• _WHAT YOU WILL DO_: Make an exact copy of the records, with the pictures left out.

• _Data entries_:
━━━━━━━━
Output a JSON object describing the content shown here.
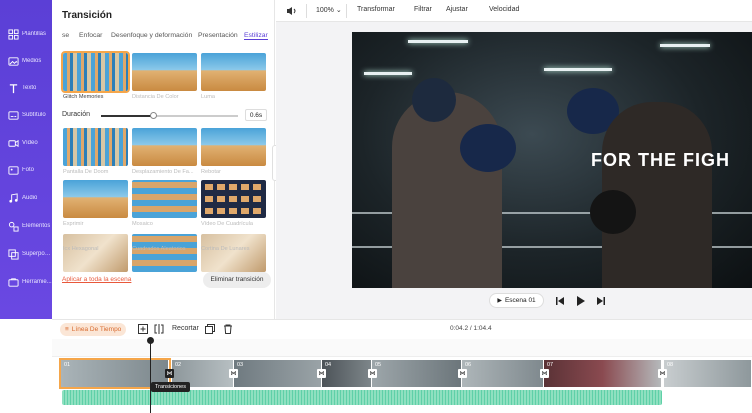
{
  "sidebar": {
    "items": [
      {
        "label": "Plantillas",
        "icon": "template-icon"
      },
      {
        "label": "Medios",
        "icon": "media-icon"
      },
      {
        "label": "Texto",
        "icon": "text-icon"
      },
      {
        "label": "Subtítulo",
        "icon": "subtitle-icon"
      },
      {
        "label": "Vídeo",
        "icon": "video-icon"
      },
      {
        "label": "Foto",
        "icon": "photo-icon"
      },
      {
        "label": "Audio",
        "icon": "audio-icon"
      },
      {
        "label": "Elementos",
        "icon": "elements-icon"
      },
      {
        "label": "Superposi...",
        "icon": "overlay-icon"
      },
      {
        "label": "Herramie...",
        "icon": "tools-icon"
      }
    ]
  },
  "panel": {
    "title": "Transición",
    "tabs": [
      "se",
      "Enfocar",
      "Desenfoque y deformación",
      "Presentación",
      "Estilizar"
    ],
    "active_tab": "Estilizar",
    "row1": [
      "Glitch Memories",
      "Distancia De Color",
      "Luma"
    ],
    "duration_label": "Duración",
    "duration_value": "0.6s",
    "duration_fraction": 0.38,
    "row2": [
      "Pantalla De Doom",
      "Desplazamiento De Fa...",
      "Rebotar"
    ],
    "row3": [
      "Exprimir",
      "Mosaico",
      "Vídeo De Cuadrícula"
    ],
    "row4": [
      "Icx Hexagonal",
      "Cuadrados Aleatorios",
      "Cortina De Lunares"
    ],
    "apply_all": "Aplicar a toda la escena",
    "remove": "Eliminar transición"
  },
  "toolbar": {
    "zoom": "100%",
    "transform": "Transformar",
    "filter": "Filtrar",
    "adjust": "Ajustar",
    "speed": "Velocidad"
  },
  "video": {
    "overlay_text": "FOR THE FIGH"
  },
  "player": {
    "scene": "Escena 01"
  },
  "timeline": {
    "mode": "Línea De Tiempo",
    "crop": "Recortar",
    "time": "0:04.2 / 1:04.4",
    "tooltip": "Transiciones",
    "clips": [
      "01",
      "02",
      "03",
      "04",
      "05",
      "06",
      "07",
      "08"
    ]
  },
  "colors": {
    "accent": "#5b3fd6",
    "selection": "#f5a64a",
    "link": "#e8583b"
  }
}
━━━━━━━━
• _WORKED SOLUTION_:
Output a JSON object describing the content shown here.
{
  "sidebar": {
    "items": [
      {
        "label": "Plantillas",
        "icon": "template-icon"
      },
      {
        "label": "Medios",
        "icon": "media-icon"
      },
      {
        "label": "Texto",
        "icon": "text-icon"
      },
      {
        "label": "Subtítulo",
        "icon": "subtitle-icon"
      },
      {
        "label": "Vídeo",
        "icon": "video-icon"
      },
      {
        "label": "Foto",
        "icon": "photo-icon"
      },
      {
        "label": "Audio",
        "icon": "audio-icon"
      },
      {
        "label": "Elementos",
        "icon": "elements-icon"
      },
      {
        "label": "Superposi...",
        "icon": "overlay-icon"
      },
      {
        "label": "Herramie...",
        "icon": "tools-icon"
      }
    ]
  },
  "panel": {
    "title": "Transición",
    "tabs": [
      "se",
      "Enfocar",
      "Desenfoque y deformación",
      "Presentación",
      "Estilizar"
    ],
    "active_tab": "Estilizar",
    "row1": [
      "Glitch Memories",
      "Distancia De Color",
      "Luma"
    ],
    "duration_label": "Duración",
    "duration_value": "0.6s",
    "duration_fraction": 0.38,
    "row2": [
      "Pantalla De Doom",
      "Desplazamiento De Fa...",
      "Rebotar"
    ],
    "row3": [
      "Exprimir",
      "Mosaico",
      "Vídeo De Cuadrícula"
    ],
    "row4": [
      "Icx Hexagonal",
      "Cuadrados Aleatorios",
      "Cortina De Lunares"
    ],
    "apply_all": "Aplicar a toda la escena",
    "remove": "Eliminar transición"
  },
  "toolbar": {
    "zoom": "100%",
    "transform": "Transformar",
    "filter": "Filtrar",
    "adjust": "Ajustar",
    "speed": "Velocidad"
  },
  "video": {
    "overlay_text": "FOR THE FIGH"
  },
  "player": {
    "scene": "Escena 01"
  },
  "timeline": {
    "mode": "Línea De Tiempo",
    "crop": "Recortar",
    "time": "0:04.2 / 1:04.4",
    "tooltip": "Transiciones",
    "clips": [
      "01",
      "02",
      "03",
      "04",
      "05",
      "06",
      "07",
      "08"
    ]
  },
  "colors": {
    "accent": "#5b3fd6",
    "selection": "#f5a64a",
    "link": "#e8583b"
  }
}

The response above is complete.